- Hancock DB*, Soler Artigas M*, Gharib SA*, Henry A*, Manichaikul A*, Ramasamy A*, Loth DW*, Imboden M, Koch B, McArdle WL, Smith AV, Smolonska J, Sood A, Tang W, Wilk JB, Zhai G, Zhao JH, Aschard H, Burkart KM, Curjuric I, Eijgelsheim M, Elliott P, Gu X, Harris TB, Janson C, Homuth G, Hysi PG, Liu JZ, Loehr LR, Lohman K, Loos RJF, Manning AK, Marciante KD, Obeidat M, Postma DS, Aldrich MC, Brusselle GG, Chen T-H, Eiriksdottir G, Franceschini N, Heinrich J, Rotter JI, Wijmenga C, Williams OD, Bentley AR, Hofman A, Laurie CC, Lumley T, Morrison AC, Joubert BR, Rivadeneira F, Couper DJ, Kritchevsky SB, Liu Y, Wjst M, Wain LV, Vonk JM, Uitterlinden AG, Rochat T, Rich SS, Psaty BM, O’Connor GT, North KE, Mirel DB, Meibohm B, Launer LJ, Khaw K-T, Hartikainen A-L, Hammond CJ, Gläser S, Marchini J, Kraft P, Wareham NJ, Völzke H, Stricker BHC, Spector TD, Probst-Hensch NM, Jarvis D, Jarvelin M-R, Heckbert SR, Gudnason V, Boezen HM, Barr RG, Cassano PA†, Strachan DP†, Fornage M†, Hall IP†, Dupuis J†, Tobin MD†, London SJ†. Genome-wide joint meta-analysis of SNP and SNP-by-smoking interaction identifies novel loci for pulmonary function. PLoS Genetics. 2012: 8: e1003098 [Abstract (http://www.ncbi.nlm.nih.gov/pubmed/23284291) ]
- Himes BE, Sheppard K, Berndt A, Leme AS, Myers RA, Gignoux CR, Levin AM, Gauderman WJ, Yang JJ, Mathias RA, Romieu I, Torgerson DG, Roth LA, Huntsman S, Eng C, Klanderman B, Ziniti J, Senter-Sylvia J, Szefler SJ, Lemanske RF Jr, Zeiger RS, Strunk RC, Martinez FD, Boushey H, Chinchilli VM, Israel E, Mauger D, Koppelman GH, Postma DS, Nieuwenhuis MA, Vonk JM, Lima JJ, Irvin CG, Peters SP, Kubo M, Tamari M, Nakamura Y, Litonjua AA, Tantisira KG, Raby BA, Bleecker ER, Meyers DA, London SJ, Barnes KC, Gilliland FD, Williams LK, Burchard EG, Nicolae DL, Ober C, DeMeo DL, Silverman EK, Paigen B, Churchill G, Shapiro SD, Weiss ST. Integration of mouse and human genome-wide association data identifies KCNIP4 as an asthma gene.
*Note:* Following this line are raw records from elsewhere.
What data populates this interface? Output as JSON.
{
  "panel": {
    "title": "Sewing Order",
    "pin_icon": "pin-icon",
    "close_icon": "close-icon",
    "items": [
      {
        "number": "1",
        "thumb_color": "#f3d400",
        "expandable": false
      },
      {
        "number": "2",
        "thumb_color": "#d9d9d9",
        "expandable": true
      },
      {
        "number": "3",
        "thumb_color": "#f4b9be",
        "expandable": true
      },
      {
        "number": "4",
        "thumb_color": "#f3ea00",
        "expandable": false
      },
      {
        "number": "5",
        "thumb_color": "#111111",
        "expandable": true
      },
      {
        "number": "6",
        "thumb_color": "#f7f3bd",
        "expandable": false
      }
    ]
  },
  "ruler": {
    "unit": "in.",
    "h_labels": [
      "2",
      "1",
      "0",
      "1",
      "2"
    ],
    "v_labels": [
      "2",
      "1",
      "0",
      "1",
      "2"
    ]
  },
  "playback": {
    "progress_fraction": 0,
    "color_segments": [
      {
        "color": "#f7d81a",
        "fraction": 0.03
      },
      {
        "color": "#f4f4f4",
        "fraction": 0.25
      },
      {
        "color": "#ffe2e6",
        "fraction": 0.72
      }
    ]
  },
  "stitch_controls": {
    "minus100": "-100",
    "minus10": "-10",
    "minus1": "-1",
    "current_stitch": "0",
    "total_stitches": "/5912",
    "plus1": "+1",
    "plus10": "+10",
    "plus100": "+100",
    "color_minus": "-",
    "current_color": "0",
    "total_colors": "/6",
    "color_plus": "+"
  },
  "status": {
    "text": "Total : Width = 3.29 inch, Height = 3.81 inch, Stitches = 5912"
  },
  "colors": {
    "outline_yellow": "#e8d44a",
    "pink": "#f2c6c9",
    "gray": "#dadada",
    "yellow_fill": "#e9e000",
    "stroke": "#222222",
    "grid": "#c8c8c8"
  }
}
PLOS ONE 2013;8(2):e56179-. [Abstract (http://www.ncbi.nlm.nih.gov/pubmed/23457522?dopt=Abstract) ]